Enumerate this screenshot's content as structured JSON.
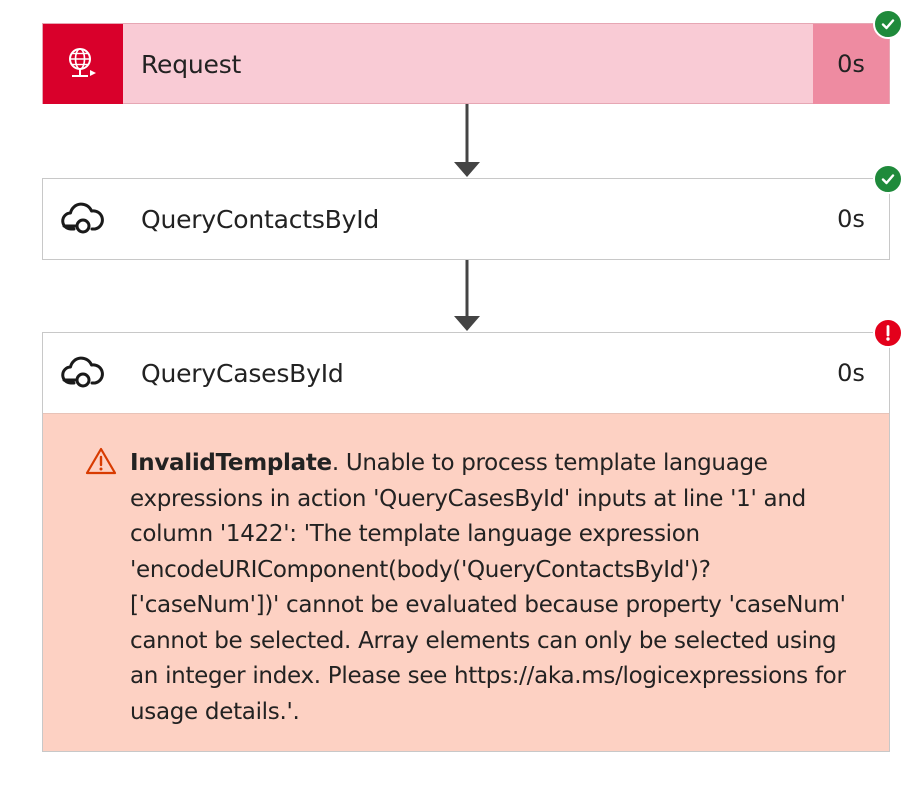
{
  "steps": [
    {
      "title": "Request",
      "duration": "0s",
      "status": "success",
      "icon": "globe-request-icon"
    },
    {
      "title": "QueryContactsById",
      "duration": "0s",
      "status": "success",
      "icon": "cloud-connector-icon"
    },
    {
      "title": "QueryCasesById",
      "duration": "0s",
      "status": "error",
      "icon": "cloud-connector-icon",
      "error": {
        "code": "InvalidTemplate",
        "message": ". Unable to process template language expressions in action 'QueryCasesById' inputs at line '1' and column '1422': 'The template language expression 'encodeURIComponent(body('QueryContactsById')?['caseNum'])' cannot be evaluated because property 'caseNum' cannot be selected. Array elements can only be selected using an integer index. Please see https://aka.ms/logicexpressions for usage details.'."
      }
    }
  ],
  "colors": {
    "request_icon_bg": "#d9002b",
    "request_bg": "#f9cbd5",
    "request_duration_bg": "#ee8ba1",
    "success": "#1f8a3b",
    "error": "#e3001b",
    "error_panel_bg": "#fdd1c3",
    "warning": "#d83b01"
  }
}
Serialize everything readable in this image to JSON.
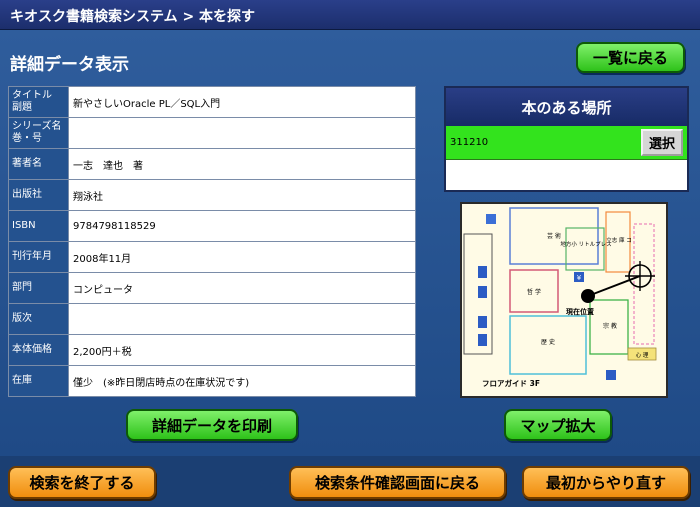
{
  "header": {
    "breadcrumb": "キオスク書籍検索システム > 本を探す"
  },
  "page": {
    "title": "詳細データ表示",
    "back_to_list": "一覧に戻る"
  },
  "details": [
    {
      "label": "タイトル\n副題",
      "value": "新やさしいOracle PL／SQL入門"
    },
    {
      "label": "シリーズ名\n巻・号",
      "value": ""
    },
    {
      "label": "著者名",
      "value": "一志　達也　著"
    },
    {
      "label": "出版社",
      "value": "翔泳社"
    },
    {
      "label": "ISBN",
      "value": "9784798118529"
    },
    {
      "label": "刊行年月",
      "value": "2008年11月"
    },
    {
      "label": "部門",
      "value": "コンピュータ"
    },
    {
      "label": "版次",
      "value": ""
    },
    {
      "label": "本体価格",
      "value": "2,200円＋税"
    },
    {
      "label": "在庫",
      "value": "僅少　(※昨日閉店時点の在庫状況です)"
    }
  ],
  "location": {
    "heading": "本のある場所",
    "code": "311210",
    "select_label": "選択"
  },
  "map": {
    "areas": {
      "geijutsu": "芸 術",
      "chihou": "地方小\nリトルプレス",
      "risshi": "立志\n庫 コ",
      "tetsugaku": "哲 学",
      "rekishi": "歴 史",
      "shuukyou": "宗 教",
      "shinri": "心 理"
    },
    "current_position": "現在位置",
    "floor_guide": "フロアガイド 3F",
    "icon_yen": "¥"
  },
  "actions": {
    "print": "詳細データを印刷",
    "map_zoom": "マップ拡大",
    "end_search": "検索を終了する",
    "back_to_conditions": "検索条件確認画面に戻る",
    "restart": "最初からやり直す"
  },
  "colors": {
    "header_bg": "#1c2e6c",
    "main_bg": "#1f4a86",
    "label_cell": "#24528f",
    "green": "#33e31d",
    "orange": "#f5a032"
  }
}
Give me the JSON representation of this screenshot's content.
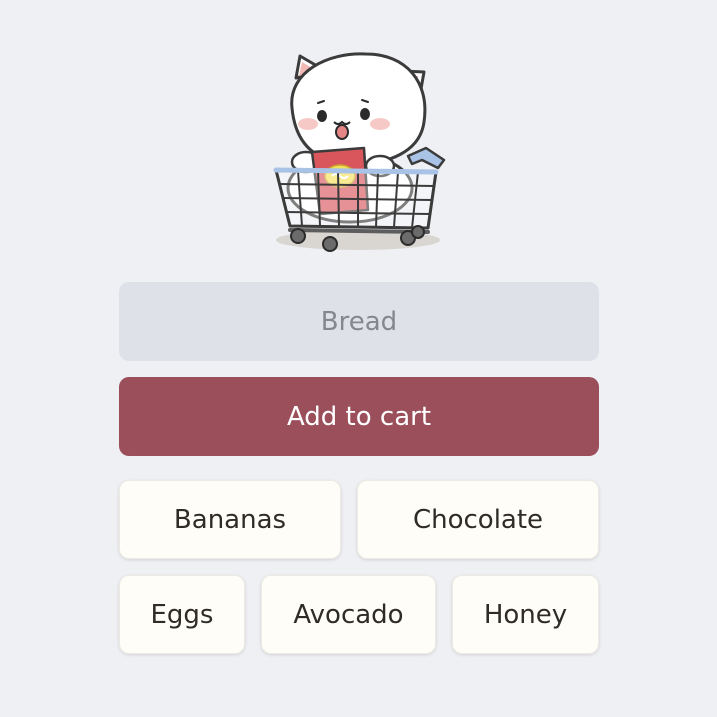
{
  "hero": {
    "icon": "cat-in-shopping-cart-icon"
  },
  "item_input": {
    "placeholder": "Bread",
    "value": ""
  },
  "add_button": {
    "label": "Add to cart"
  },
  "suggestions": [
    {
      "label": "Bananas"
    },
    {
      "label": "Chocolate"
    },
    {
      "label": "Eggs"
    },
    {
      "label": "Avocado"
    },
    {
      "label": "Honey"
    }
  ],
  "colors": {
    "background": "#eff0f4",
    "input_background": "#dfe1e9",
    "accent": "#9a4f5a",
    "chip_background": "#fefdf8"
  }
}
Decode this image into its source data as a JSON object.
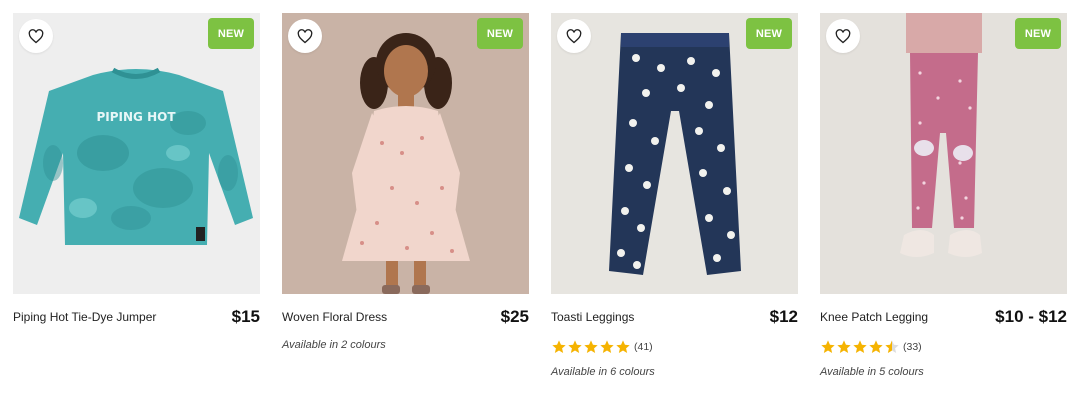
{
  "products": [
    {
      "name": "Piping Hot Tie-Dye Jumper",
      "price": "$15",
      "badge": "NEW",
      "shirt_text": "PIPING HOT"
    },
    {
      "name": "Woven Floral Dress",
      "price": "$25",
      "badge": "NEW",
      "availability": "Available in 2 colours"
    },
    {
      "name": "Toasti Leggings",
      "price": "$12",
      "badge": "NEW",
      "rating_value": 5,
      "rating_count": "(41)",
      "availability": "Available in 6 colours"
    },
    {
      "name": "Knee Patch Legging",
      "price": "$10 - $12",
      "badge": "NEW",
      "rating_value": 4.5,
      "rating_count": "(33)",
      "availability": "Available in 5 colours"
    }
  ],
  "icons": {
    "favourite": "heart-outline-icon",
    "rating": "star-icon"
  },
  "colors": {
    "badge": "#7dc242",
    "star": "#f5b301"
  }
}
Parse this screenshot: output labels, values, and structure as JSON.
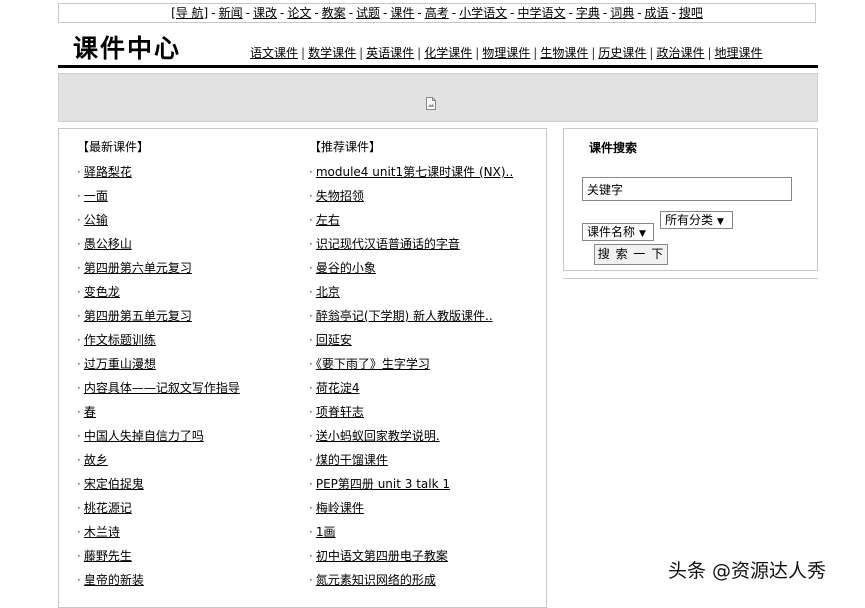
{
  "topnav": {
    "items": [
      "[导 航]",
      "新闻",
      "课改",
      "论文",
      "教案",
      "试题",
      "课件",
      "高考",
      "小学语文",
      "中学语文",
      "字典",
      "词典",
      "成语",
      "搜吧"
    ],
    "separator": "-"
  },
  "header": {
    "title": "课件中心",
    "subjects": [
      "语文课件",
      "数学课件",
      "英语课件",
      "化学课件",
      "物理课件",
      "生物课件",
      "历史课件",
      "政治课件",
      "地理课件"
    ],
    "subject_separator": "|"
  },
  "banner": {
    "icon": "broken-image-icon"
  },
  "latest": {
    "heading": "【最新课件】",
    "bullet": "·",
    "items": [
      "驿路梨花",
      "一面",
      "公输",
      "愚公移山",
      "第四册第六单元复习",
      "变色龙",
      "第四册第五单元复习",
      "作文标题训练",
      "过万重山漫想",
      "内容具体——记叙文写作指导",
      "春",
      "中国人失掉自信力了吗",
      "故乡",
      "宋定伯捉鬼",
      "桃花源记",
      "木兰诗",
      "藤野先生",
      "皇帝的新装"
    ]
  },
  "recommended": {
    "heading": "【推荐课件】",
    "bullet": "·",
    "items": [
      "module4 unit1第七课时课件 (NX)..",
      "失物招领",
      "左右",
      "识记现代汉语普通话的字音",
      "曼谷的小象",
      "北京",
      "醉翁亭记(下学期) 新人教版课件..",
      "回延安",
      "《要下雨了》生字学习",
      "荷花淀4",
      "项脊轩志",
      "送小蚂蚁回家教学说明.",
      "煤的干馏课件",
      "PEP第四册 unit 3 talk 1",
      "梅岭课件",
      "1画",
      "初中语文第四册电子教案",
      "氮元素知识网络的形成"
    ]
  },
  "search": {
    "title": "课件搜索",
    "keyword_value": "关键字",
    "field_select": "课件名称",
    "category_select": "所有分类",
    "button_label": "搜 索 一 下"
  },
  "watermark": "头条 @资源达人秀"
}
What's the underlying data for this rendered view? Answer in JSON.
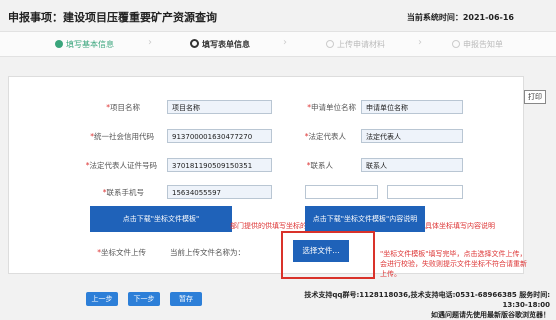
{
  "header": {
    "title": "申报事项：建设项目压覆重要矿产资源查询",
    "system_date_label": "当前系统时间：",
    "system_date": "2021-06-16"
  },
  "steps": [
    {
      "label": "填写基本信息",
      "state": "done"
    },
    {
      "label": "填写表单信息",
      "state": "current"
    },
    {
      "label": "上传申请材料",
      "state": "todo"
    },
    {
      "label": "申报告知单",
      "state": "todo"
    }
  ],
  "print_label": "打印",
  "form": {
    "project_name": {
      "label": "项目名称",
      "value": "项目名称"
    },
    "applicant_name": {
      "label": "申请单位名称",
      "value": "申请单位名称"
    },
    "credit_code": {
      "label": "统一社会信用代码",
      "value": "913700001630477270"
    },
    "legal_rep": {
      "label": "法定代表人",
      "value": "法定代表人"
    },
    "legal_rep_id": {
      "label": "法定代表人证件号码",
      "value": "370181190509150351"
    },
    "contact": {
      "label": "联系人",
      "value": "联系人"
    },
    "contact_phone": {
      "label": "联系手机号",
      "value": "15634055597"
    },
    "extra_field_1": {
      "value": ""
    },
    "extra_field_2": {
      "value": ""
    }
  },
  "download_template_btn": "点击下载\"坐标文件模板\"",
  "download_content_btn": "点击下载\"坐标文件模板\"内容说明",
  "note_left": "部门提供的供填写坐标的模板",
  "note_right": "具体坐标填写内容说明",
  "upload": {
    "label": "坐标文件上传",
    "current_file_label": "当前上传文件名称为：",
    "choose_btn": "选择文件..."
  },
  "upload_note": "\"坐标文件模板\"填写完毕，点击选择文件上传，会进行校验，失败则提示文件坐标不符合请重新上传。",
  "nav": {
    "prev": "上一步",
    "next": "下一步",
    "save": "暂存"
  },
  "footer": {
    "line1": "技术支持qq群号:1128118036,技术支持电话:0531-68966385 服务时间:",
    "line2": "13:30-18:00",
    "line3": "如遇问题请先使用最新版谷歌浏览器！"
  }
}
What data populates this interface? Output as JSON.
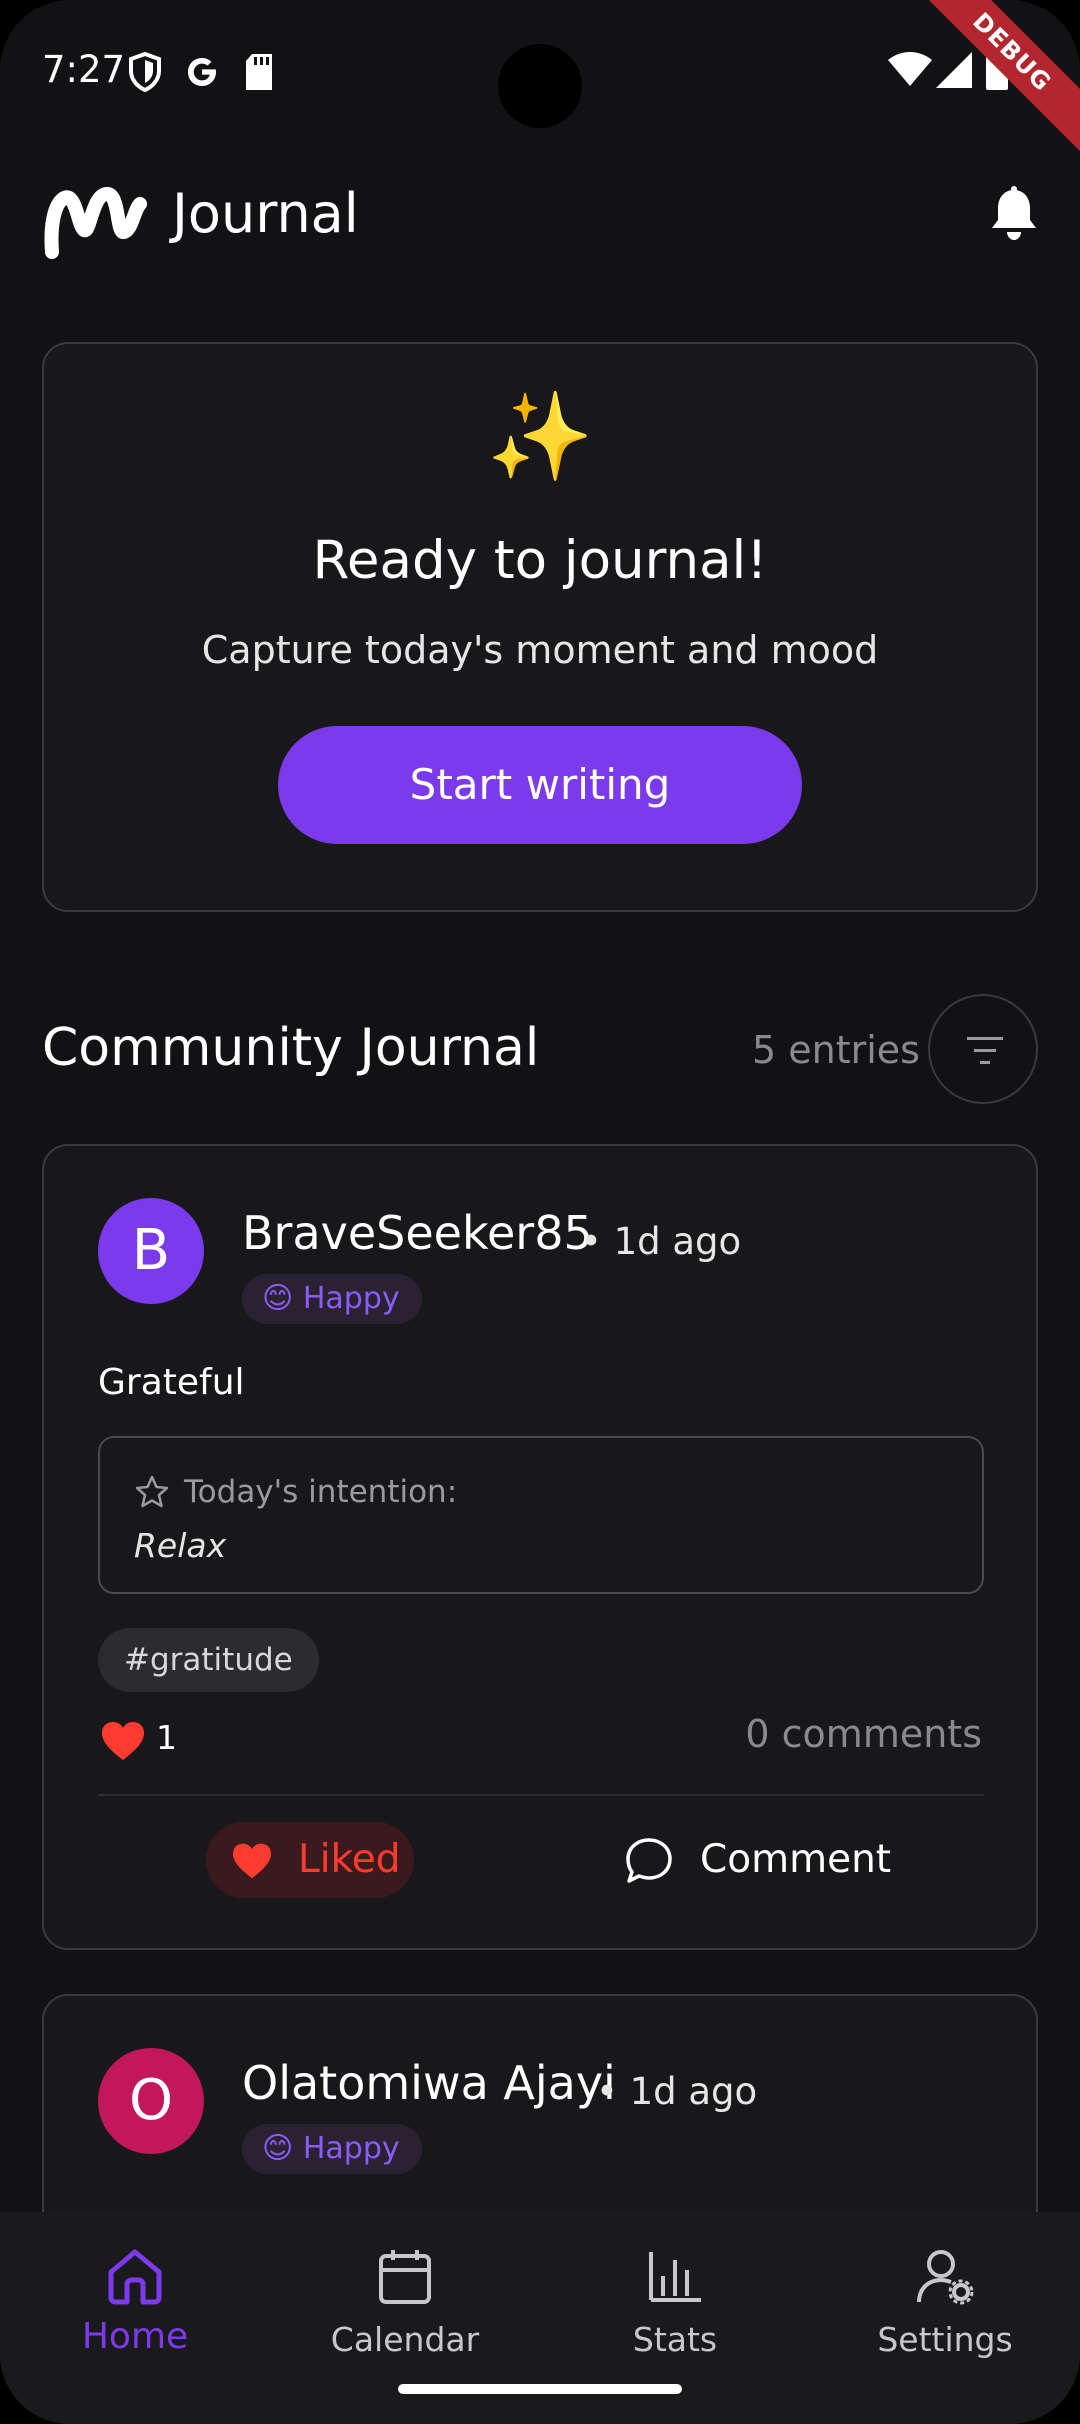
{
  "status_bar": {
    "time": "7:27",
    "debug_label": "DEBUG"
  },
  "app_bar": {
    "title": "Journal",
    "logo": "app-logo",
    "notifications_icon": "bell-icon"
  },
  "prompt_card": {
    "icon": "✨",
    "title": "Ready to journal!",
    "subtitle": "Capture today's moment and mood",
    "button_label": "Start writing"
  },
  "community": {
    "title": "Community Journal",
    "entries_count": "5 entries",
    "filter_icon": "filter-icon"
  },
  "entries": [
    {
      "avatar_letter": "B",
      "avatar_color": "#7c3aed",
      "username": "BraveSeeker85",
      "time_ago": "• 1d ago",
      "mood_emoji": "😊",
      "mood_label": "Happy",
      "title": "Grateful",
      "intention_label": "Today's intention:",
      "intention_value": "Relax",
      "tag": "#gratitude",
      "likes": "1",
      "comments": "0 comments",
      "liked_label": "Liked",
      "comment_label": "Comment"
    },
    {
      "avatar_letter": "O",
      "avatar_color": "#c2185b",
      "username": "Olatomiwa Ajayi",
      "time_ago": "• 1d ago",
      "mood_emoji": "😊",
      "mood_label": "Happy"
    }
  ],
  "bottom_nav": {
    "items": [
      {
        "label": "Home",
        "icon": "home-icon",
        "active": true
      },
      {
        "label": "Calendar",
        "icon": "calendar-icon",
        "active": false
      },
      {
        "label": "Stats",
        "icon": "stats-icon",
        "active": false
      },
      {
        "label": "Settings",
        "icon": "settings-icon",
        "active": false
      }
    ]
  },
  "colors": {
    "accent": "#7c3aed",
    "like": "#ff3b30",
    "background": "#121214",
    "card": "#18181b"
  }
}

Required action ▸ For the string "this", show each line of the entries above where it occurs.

Finished exercise ▸
Enumerate this screenshot's content as structured JSON.
Serialize everything readable in this image to JSON.
Give me the JSON representation of this screenshot's content.
Decode this image into its source data as a JSON object.
Parse this screenshot: output labels, values, and structure as JSON.
What's the underlying data for this rendered view? Answer in JSON.
What data populates this interface? Output as JSON.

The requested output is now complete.